Line count for "Roll": tally the lines of the records below that contain it, and give only that number.

» Information given
[Start of section]

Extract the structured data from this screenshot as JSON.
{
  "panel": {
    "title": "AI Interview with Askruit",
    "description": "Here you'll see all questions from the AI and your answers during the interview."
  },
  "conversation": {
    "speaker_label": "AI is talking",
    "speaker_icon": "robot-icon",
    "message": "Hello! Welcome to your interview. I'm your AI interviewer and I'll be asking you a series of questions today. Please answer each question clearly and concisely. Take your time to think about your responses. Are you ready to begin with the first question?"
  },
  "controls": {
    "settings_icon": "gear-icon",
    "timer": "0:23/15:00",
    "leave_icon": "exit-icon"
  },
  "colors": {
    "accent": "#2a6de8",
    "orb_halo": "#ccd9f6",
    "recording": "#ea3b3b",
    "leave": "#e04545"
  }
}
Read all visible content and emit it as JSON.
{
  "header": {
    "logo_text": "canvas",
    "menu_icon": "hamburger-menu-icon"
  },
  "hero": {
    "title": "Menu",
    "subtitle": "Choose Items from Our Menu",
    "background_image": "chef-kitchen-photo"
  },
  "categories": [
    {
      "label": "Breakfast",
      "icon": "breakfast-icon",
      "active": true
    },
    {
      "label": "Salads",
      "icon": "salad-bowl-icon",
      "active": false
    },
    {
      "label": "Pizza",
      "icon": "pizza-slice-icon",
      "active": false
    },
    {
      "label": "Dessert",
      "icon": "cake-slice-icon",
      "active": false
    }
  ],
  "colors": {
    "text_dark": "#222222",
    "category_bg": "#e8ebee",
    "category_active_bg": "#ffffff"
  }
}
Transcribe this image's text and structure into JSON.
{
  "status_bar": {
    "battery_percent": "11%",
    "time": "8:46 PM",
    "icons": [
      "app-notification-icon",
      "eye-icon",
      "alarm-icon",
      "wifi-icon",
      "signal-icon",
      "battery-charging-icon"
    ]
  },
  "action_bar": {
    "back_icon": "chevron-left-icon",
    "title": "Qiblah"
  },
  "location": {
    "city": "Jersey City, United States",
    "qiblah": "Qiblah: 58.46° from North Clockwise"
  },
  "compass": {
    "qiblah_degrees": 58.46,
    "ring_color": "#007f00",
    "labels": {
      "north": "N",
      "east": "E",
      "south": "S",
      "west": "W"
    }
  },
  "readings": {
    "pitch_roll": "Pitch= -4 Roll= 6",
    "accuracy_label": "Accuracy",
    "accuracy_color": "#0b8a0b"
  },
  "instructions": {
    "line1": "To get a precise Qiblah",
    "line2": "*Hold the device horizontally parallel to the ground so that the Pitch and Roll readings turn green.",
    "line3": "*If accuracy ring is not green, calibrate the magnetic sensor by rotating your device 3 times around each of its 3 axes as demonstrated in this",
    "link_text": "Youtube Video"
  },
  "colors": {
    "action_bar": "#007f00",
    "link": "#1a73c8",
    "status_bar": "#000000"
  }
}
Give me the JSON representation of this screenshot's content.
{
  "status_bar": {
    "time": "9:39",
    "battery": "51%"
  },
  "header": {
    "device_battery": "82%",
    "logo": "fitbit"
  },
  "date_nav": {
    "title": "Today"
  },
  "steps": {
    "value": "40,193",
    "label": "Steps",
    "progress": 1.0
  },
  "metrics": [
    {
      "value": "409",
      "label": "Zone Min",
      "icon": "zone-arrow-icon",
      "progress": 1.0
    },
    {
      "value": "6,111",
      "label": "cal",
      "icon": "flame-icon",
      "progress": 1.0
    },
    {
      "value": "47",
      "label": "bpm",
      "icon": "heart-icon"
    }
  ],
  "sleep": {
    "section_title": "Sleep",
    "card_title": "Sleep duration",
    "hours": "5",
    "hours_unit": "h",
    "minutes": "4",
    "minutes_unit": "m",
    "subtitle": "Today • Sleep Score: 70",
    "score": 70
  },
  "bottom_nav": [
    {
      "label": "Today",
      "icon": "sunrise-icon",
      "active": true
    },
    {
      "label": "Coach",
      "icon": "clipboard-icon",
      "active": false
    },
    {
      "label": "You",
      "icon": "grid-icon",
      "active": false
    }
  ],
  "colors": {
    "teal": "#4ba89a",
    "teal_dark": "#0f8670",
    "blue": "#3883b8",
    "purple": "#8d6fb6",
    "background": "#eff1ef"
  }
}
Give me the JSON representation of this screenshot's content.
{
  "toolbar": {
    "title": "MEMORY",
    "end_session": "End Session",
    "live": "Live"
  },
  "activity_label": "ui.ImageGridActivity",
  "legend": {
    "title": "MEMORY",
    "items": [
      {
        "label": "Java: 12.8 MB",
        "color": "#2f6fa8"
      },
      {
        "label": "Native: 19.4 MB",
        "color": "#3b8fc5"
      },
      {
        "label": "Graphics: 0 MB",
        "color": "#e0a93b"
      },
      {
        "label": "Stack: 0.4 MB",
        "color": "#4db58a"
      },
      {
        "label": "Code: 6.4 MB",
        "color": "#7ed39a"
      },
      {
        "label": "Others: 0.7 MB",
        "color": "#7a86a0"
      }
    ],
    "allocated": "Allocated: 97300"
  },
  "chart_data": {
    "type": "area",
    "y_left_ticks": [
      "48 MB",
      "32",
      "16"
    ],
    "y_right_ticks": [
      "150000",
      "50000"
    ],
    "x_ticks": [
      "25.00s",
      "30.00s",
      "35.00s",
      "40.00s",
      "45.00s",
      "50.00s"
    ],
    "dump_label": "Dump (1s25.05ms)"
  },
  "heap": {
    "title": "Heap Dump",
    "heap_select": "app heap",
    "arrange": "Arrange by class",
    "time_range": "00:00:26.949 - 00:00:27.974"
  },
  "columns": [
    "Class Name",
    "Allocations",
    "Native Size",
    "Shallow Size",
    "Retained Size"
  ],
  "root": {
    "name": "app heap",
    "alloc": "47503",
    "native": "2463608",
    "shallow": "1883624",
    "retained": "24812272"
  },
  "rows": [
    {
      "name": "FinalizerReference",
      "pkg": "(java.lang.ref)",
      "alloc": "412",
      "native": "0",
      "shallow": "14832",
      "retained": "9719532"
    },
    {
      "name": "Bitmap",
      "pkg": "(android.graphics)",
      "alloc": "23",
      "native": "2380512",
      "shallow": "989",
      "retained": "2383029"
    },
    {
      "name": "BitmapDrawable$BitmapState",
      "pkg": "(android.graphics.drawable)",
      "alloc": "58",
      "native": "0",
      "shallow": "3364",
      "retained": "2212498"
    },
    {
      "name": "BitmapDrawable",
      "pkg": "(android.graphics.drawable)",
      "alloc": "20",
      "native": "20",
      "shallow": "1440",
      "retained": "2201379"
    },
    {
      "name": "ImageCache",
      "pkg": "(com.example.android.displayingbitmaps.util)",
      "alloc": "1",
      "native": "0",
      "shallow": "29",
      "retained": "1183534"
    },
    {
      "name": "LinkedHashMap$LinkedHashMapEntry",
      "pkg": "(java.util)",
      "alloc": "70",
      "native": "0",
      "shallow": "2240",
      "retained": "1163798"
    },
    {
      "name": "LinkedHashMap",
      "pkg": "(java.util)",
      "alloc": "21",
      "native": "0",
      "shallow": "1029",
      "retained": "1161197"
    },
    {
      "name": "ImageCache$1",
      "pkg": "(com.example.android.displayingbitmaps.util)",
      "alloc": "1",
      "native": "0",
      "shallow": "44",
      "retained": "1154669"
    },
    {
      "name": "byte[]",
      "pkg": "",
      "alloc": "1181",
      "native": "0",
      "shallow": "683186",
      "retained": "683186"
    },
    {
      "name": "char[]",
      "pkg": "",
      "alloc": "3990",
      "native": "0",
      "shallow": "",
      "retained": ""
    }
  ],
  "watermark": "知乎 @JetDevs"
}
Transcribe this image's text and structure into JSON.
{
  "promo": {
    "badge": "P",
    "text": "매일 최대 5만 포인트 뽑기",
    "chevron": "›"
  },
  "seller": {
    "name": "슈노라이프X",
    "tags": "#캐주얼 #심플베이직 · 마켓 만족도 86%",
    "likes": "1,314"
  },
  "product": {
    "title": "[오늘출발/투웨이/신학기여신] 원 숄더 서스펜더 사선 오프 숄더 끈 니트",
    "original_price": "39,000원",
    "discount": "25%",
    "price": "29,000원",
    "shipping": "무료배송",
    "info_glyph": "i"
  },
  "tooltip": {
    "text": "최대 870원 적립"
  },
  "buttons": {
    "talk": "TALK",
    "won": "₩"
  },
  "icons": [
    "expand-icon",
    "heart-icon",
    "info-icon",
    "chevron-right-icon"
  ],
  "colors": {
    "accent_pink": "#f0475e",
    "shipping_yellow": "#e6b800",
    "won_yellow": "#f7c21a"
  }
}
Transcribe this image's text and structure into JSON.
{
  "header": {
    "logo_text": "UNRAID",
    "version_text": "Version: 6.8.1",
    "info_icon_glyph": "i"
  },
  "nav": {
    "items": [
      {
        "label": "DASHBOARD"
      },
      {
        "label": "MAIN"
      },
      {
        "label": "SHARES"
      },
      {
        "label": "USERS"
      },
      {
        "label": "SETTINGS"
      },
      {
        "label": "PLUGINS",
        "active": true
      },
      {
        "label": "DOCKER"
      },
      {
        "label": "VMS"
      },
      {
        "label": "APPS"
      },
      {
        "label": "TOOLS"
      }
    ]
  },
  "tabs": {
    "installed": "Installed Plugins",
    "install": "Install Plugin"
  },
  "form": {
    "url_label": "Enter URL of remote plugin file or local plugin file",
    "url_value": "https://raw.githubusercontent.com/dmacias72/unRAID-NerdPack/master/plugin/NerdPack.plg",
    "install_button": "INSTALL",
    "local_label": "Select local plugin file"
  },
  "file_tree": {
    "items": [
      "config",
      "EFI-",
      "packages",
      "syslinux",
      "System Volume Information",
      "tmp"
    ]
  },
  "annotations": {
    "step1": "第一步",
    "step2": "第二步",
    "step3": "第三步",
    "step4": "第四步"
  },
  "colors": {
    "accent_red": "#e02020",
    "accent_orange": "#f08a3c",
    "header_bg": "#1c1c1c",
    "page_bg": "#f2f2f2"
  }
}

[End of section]

» Solution
2